§ Exercise details: For this task, every record below must be reproduced exactly.

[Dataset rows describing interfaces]
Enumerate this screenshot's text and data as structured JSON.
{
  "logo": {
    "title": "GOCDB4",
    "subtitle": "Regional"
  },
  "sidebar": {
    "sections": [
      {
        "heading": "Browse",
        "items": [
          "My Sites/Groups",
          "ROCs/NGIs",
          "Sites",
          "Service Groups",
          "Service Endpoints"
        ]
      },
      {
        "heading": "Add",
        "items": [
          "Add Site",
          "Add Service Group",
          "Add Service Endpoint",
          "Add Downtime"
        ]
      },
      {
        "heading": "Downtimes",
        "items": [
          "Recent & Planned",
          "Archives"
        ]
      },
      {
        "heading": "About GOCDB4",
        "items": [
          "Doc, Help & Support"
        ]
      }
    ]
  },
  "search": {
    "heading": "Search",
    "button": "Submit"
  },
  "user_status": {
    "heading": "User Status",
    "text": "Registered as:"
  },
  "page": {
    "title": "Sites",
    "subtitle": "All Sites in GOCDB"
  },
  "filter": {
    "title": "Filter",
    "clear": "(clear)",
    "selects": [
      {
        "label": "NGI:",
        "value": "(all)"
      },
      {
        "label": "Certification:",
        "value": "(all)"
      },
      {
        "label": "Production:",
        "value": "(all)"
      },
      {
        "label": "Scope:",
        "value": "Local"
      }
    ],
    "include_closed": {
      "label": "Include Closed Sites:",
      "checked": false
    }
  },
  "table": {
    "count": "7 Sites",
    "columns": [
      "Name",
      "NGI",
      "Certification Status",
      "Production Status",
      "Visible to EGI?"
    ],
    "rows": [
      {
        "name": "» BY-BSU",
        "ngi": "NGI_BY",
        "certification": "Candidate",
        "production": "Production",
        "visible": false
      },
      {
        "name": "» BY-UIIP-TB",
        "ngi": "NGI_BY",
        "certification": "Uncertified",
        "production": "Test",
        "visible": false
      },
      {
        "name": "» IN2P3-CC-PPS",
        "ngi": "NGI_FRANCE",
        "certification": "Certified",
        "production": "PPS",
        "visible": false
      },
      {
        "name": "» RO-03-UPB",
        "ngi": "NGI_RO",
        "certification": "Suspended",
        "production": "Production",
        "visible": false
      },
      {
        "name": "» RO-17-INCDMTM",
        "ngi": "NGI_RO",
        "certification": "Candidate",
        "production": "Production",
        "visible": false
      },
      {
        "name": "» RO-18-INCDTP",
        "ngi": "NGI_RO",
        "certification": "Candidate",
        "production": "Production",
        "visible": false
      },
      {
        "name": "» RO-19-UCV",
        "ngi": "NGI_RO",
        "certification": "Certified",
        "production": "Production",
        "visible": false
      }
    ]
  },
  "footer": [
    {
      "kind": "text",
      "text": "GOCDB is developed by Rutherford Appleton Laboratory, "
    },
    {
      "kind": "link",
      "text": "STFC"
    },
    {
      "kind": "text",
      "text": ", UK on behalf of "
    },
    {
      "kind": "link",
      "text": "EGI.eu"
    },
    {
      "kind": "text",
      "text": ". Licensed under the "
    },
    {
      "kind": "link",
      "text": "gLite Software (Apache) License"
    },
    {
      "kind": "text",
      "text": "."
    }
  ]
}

§ Response for this exercise:
Enumerate this screenshot's text and data as structured JSON.
{
  "logo": {
    "title": "GOCDB4",
    "subtitle": "Regional"
  },
  "sidebar": {
    "sections": [
      {
        "heading": "Browse",
        "items": [
          "My Sites/Groups",
          "ROCs/NGIs",
          "Sites",
          "Service Groups",
          "Service Endpoints"
        ]
      },
      {
        "heading": "Add",
        "items": [
          "Add Site",
          "Add Service Group",
          "Add Service Endpoint",
          "Add Downtime"
        ]
      },
      {
        "heading": "Downtimes",
        "items": [
          "Recent & Planned",
          "Archives"
        ]
      },
      {
        "heading": "About GOCDB4",
        "items": [
          "Doc, Help & Support"
        ]
      }
    ]
  },
  "search": {
    "heading": "Search",
    "button": "Submit"
  },
  "user_status": {
    "heading": "User Status",
    "text": "Registered as:"
  },
  "page": {
    "title": "Sites",
    "subtitle": "All Sites in GOCDB"
  },
  "filter": {
    "title": "Filter",
    "clear": "(clear)",
    "selects": [
      {
        "label": "NGI:",
        "value": "(all)"
      },
      {
        "label": "Certification:",
        "value": "(all)"
      },
      {
        "label": "Production:",
        "value": "(all)"
      },
      {
        "label": "Scope:",
        "value": "Local"
      }
    ],
    "include_closed": {
      "label": "Include Closed Sites:",
      "checked": false
    }
  },
  "table": {
    "count": "7 Sites",
    "columns": [
      "Name",
      "NGI",
      "Certification Status",
      "Production Status",
      "Visible to EGI?"
    ],
    "rows": [
      {
        "name": "» BY-BSU",
        "ngi": "NGI_BY",
        "certification": "Candidate",
        "production": "Production",
        "visible": false
      },
      {
        "name": "» BY-UIIP-TB",
        "ngi": "NGI_BY",
        "certification": "Uncertified",
        "production": "Test",
        "visible": false
      },
      {
        "name": "» IN2P3-CC-PPS",
        "ngi": "NGI_FRANCE",
        "certification": "Certified",
        "production": "PPS",
        "visible": false
      },
      {
        "name": "» RO-03-UPB",
        "ngi": "NGI_RO",
        "certification": "Suspended",
        "production": "Production",
        "visible": false
      },
      {
        "name": "» RO-17-INCDMTM",
        "ngi": "NGI_RO",
        "certification": "Candidate",
        "production": "Production",
        "visible": false
      },
      {
        "name": "» RO-18-INCDTP",
        "ngi": "NGI_RO",
        "certification": "Candidate",
        "production": "Production",
        "visible": false
      },
      {
        "name": "» RO-19-UCV",
        "ngi": "NGI_RO",
        "certification": "Certified",
        "production": "Production",
        "visible": false
      }
    ]
  },
  "footer": [
    {
      "kind": "text",
      "text": "GOCDB is developed by Rutherford Appleton Laboratory, "
    },
    {
      "kind": "link",
      "text": "STFC"
    },
    {
      "kind": "text",
      "text": ", UK on behalf of "
    },
    {
      "kind": "link",
      "text": "EGI.eu"
    },
    {
      "kind": "text",
      "text": ". Licensed under the "
    },
    {
      "kind": "link",
      "text": "gLite Software (Apache) License"
    },
    {
      "kind": "text",
      "text": "."
    }
  ]
}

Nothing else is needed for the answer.